To me, God’s power is not the power to scare us, but rather the power to lure us, to entice us, to transformation. God’s power is the power of hope, of a new future. God loves us and helps us see fresh possibilities, no matter how difficult things may be.

Moreover, to say that, if God cannot prevent suffering, then God is of no use, is like saying that if parents cannot save their offspring from all suffering, they are of no use. God does not prevent suffering, and often suffering is terribly unjust, but it can be endured more easily when we know that it matters to God.

This liberal theology is called “process theology,” it has numerous biblical and talmudic precedents, and many rabbis accept it today. If you come to shul often enough, you will surely hear me discuss it. Or ask me out for coffee and we’ll talk about it. The point is, there are alternatives to thinking of God as a cruel tyrant. You don’t have to conceive of God the same way you did when you were ten years old. There are much better ways of relating to God.

Q: Rabbi, our congregation has gone through a lot of turmoil. Whether it is the fault of the clergy, or the lay leaders, I don’t know. Probably both. But there is a lot of pain in the synagogue. How do you plan to address it?
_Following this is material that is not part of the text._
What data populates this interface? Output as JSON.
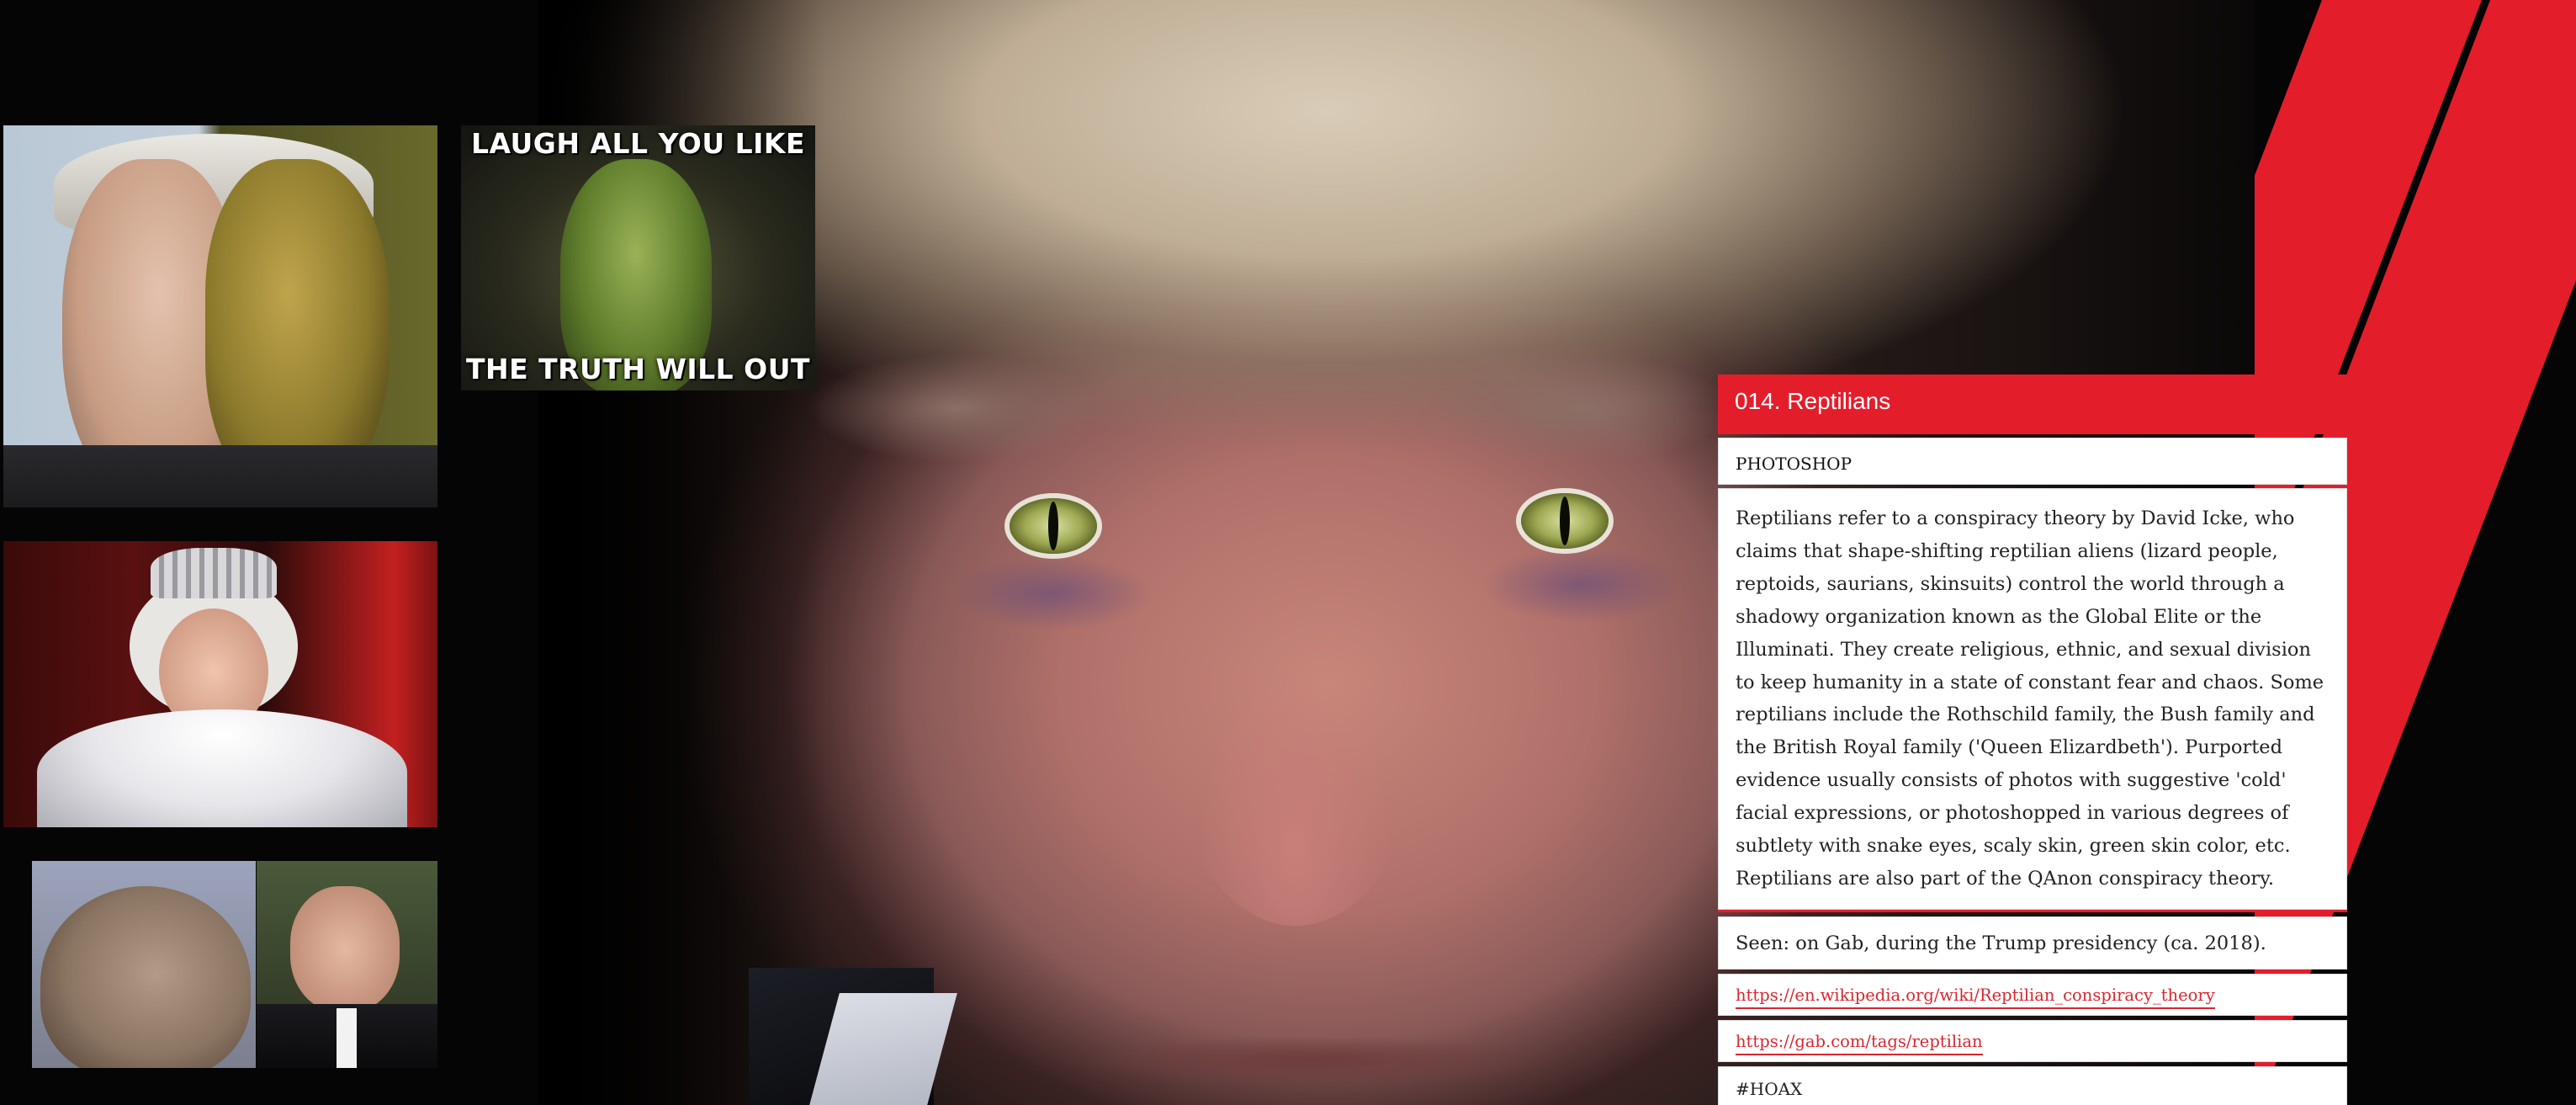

A: Some of you might question my judgment in deciding to answer this question today, when people come to shul to be inspired. But I know that this is the elephant in the room and we need to acknowledge it. I’ve had conversations with people who were literally in tears because of their pain over recent events, and I know that some congregants have resigned their membership. I have no interest in casting blame on anyone; blame is not useful, it will get us nowhere. But crisis = opportunity. We now have an opportunity to start afresh as a community, just as the High Holy Days are a time for personal renewal.

Here’s how we do it. First, as I said on Rosh Hashanah, we need to pay more attention to the wonderful things that are happening here, from our warm and intimate religious school, to our beautiful Shabbat services, to the support we give our members who suffer illness or loss. And, by the way, compared to many other congregations, we are not in danger of going out of business. Let’s stop focusing on scarcity and start to count all of our assets, both financial and human. If we are creative, there is a lot that we can do with what we already have.
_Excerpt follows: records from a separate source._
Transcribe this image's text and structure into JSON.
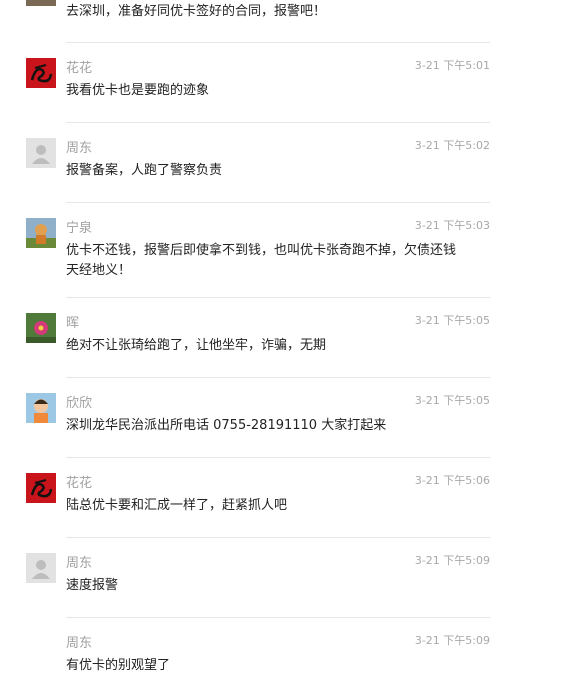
{
  "comments": [
    {
      "name": "",
      "time": "",
      "text": "去深圳，准备好同优卡签好的合同，报警吧！",
      "avatar": "partial-avatar"
    },
    {
      "name": "花花",
      "time": "3-21 下午5:01",
      "text": "我看优卡也是要跑的迹象",
      "avatar": "red-calligraphy-avatar"
    },
    {
      "name": "周东",
      "time": "3-21 下午5:02",
      "text": "报警备案，人跑了警察负责",
      "avatar": "default-user-avatar"
    },
    {
      "name": "宁泉",
      "time": "3-21 下午5:03",
      "text": "优卡不还钱，报警后即使拿不到钱，也叫优卡张奇跑不掉，欠债还钱天经地义！",
      "avatar": "photo-avatar"
    },
    {
      "name": "晖",
      "time": "3-21 下午5:05",
      "text": "绝对不让张琦给跑了，让他坐牢，诈骗，无期",
      "avatar": "flower-avatar"
    },
    {
      "name": "欣欣",
      "time": "3-21 下午5:05",
      "text": "深圳龙华民治派出所电话  0755-28191110  大家打起来",
      "avatar": "child-photo-avatar"
    },
    {
      "name": "花花",
      "time": "3-21 下午5:06",
      "text": "陆总优卡要和汇成一样了，赶紧抓人吧",
      "avatar": "red-calligraphy-avatar"
    },
    {
      "name": "周东",
      "time": "3-21 下午5:09",
      "text": "速度报警",
      "avatar": "default-user-avatar"
    },
    {
      "name": "周东",
      "time": "3-21 下午5:09",
      "text": "有优卡的别观望了",
      "avatar": "none"
    }
  ]
}
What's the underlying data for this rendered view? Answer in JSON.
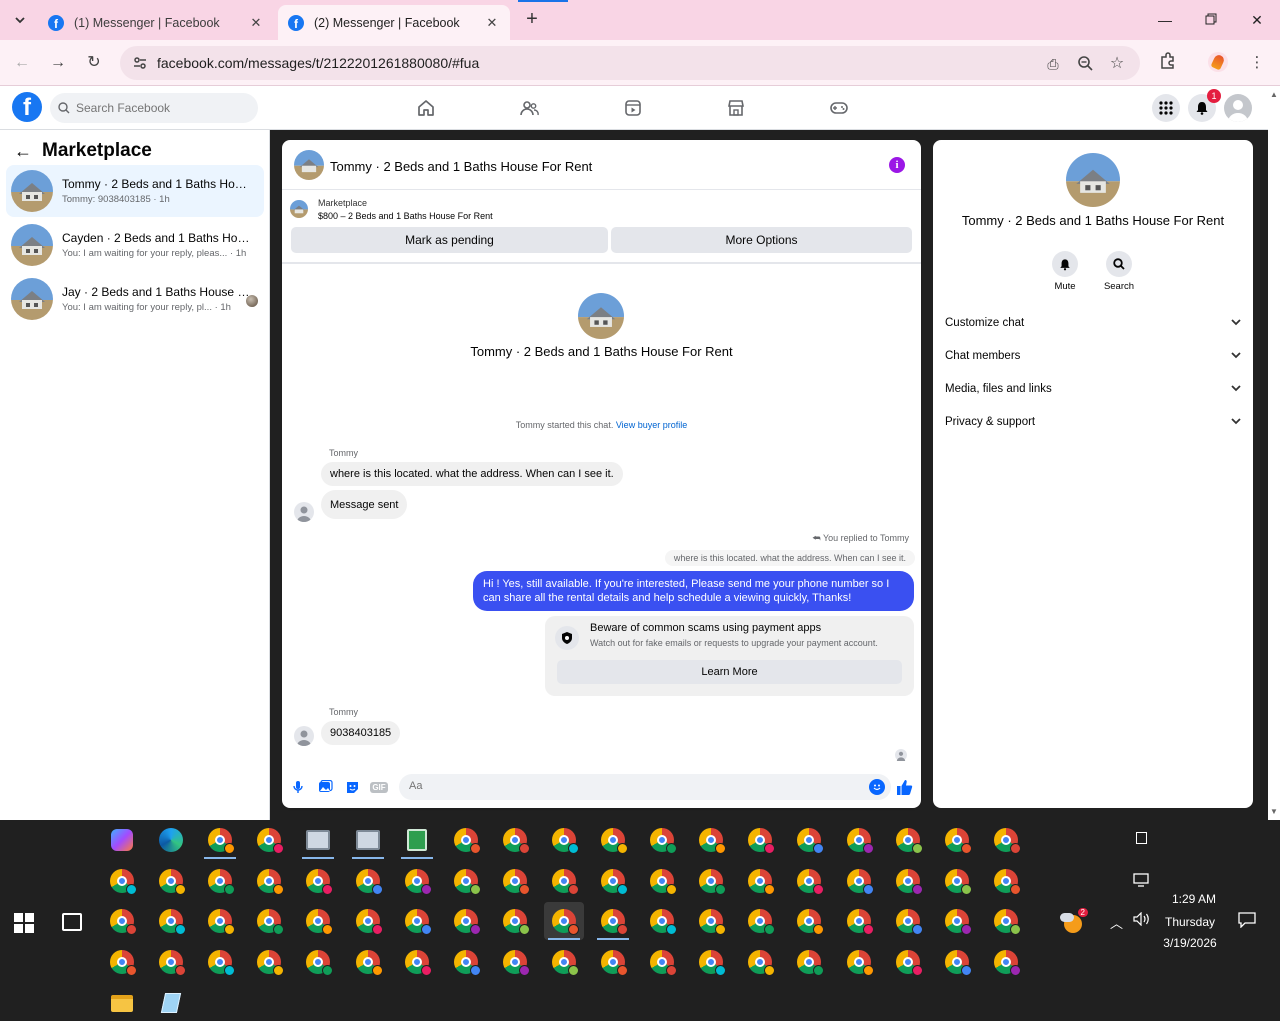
{
  "browser": {
    "tabs": [
      {
        "title": "(1) Messenger | Facebook",
        "active": false
      },
      {
        "title": "(2) Messenger | Facebook",
        "active": true
      }
    ],
    "url": "facebook.com/messages/t/2122201261880080/#fua"
  },
  "fb": {
    "search_placeholder": "Search Facebook",
    "notification_count": "1",
    "brand_color": "#1877f2"
  },
  "sidebar": {
    "title": "Marketplace",
    "conversations": [
      {
        "name": "Tommy · 2 Beds and 1 Baths House...",
        "preview": "Tommy: 9038403185 · 1h",
        "selected": true
      },
      {
        "name": "Cayden · 2 Beds and 1 Baths Hous...",
        "preview": "You: I am waiting for your reply, pleas... · 1h",
        "selected": false
      },
      {
        "name": "Jay · 2 Beds and 1 Baths House F...",
        "preview": "You: I am waiting for your reply, pl... · 1h",
        "selected": false
      }
    ]
  },
  "chat": {
    "header_name": "Tommy · 2 Beds and 1 Baths House For Rent",
    "listing_label": "Marketplace",
    "listing_detail": "$800 – 2 Beds and 1 Baths House For Rent",
    "mark_pending": "Mark as pending",
    "more_options": "More Options",
    "center_name": "Tommy · 2 Beds and 1 Baths House For Rent",
    "system_text": "Tommy started this chat.",
    "system_link": "View buyer profile",
    "messages": [
      {
        "sender": "Tommy",
        "text": "where is this located. what the address. When can I see it."
      },
      {
        "text": "Message sent"
      }
    ],
    "reply_note": "You replied to Tommy",
    "quoted_text": "where is this located. what the address. When can I see it.",
    "my_message": "Hi ! Yes, still available. If you're interested, Please send me your phone number so I can share all the rental details and help schedule a viewing quickly, Thanks!",
    "my_bubble_color": "#3a50f1",
    "warning_title": "Beware of common scams using payment apps",
    "warning_sub": "Watch out for fake emails or requests to upgrade your payment account.",
    "learn_more": "Learn More",
    "last_sender": "Tommy",
    "last_message": "9038403185",
    "composer_placeholder": "Aa"
  },
  "info": {
    "name": "Tommy · 2 Beds and 1 Baths House For Rent",
    "mute_label": "Mute",
    "search_label": "Search",
    "sections": [
      "Customize chat",
      "Chat members",
      "Media, files and links",
      "Privacy & support"
    ]
  },
  "taskbar": {
    "time": "1:29 AM",
    "day": "Thursday",
    "date": "3/19/2026",
    "weather_badge": "2"
  }
}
Second, to heal the pain will require more than just treating each other kindly—we need to seek and give forgiveness. To those of you who are angry about things that have happened here, whatever those things were, we say to you that we are genuinely sorry. We know how much this shul means to you.
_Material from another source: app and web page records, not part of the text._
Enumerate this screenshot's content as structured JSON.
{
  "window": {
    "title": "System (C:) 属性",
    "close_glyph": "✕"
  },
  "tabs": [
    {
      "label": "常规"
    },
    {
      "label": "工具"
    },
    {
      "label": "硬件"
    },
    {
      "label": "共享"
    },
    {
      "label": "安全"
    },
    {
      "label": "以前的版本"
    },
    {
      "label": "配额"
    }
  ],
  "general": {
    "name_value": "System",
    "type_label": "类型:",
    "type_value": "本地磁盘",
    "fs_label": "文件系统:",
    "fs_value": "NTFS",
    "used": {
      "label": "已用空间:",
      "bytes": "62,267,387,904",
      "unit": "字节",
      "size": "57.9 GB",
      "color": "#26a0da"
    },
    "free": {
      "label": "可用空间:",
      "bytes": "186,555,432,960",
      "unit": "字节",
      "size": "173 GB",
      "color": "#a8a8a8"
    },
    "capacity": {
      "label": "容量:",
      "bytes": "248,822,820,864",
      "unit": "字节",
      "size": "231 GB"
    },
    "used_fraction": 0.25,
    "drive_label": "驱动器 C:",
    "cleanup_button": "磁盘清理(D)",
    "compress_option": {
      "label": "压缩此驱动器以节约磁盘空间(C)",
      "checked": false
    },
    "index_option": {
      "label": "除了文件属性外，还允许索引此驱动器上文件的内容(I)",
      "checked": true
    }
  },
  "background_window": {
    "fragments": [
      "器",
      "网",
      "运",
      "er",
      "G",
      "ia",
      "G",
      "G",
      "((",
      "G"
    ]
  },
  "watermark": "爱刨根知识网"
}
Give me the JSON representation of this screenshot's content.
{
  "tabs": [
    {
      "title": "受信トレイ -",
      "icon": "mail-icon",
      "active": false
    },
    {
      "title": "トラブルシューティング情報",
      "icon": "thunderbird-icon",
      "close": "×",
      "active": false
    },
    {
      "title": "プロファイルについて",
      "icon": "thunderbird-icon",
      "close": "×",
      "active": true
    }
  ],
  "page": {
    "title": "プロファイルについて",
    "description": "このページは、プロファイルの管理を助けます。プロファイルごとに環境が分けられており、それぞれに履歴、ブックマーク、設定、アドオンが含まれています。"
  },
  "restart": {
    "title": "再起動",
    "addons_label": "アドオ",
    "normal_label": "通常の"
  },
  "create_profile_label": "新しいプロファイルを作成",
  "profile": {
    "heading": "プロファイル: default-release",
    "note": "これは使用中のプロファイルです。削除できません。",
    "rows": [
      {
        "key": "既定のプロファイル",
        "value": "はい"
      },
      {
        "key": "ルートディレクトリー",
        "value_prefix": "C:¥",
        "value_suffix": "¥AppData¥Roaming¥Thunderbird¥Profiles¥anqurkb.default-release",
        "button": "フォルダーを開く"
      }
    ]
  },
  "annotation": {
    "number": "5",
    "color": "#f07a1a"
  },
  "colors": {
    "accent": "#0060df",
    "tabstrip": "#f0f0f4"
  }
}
But, as Ann Landers said, hanging on to resentment is letting someone who hurt you live rent-free in your head. Demanding that the past should have been different is a really good way for you to stay miserable. If you want a better future, you to forgive people. And what of they don’t come to you asking for forgiveness? You forgive them anyway.

Third, the problem with the congregation is not that there is too much conflict. The problem is that there is not enough cooperation. Let’s recall the many times in the past when people worked together to overcome problems. The times when we put aside trivial issues of power and status and stopped thinking “I” and started to think “team.” When we accepted responsibility but “the team” got the credit, not “I.”

Fourth, we need to start a visioning process. As Rabbi Yogi Berra put it, if you don’t know where you’re going, you’ll wind up someplace else. We need to start to develop a picture of what we want to see here in the future, and then find a strategy to make that vision real. What we focus on will become our reality.

It’s not impossible to do these four things: to pay attention to the good, to seek and give forgiveness, to recall moments of collaboration, and to develop a vision for the congregation. If I did not think that these things were possible, I would not be here. I look forward to a productive year with you, a year of fresh hope and determination.

Thank you for your questions! Keep asking them all year long.